→ **What you should do**
Line count for "true": give how many lines in the data below contain it, with no other words.

→ **Entries shown**
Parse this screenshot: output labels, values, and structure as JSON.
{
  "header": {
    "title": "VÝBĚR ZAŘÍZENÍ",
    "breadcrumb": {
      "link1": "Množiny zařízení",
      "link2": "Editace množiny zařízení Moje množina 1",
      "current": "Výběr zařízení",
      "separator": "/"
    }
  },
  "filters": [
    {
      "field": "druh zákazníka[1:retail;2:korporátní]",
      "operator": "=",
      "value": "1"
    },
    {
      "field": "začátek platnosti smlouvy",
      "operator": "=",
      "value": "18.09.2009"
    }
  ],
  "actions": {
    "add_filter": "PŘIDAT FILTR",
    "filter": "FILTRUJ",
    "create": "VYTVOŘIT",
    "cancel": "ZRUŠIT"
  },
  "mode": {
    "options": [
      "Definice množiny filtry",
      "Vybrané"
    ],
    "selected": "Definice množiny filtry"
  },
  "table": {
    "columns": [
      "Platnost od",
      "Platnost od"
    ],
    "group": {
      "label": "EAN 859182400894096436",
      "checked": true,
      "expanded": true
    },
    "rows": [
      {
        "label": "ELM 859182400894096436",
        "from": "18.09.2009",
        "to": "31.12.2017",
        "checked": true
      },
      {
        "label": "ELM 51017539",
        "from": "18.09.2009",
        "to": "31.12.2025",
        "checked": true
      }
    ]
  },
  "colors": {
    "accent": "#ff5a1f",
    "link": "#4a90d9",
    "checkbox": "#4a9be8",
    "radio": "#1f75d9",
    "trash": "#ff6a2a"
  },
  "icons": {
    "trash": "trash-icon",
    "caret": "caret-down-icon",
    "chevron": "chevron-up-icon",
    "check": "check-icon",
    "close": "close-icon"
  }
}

→ **Task output**
4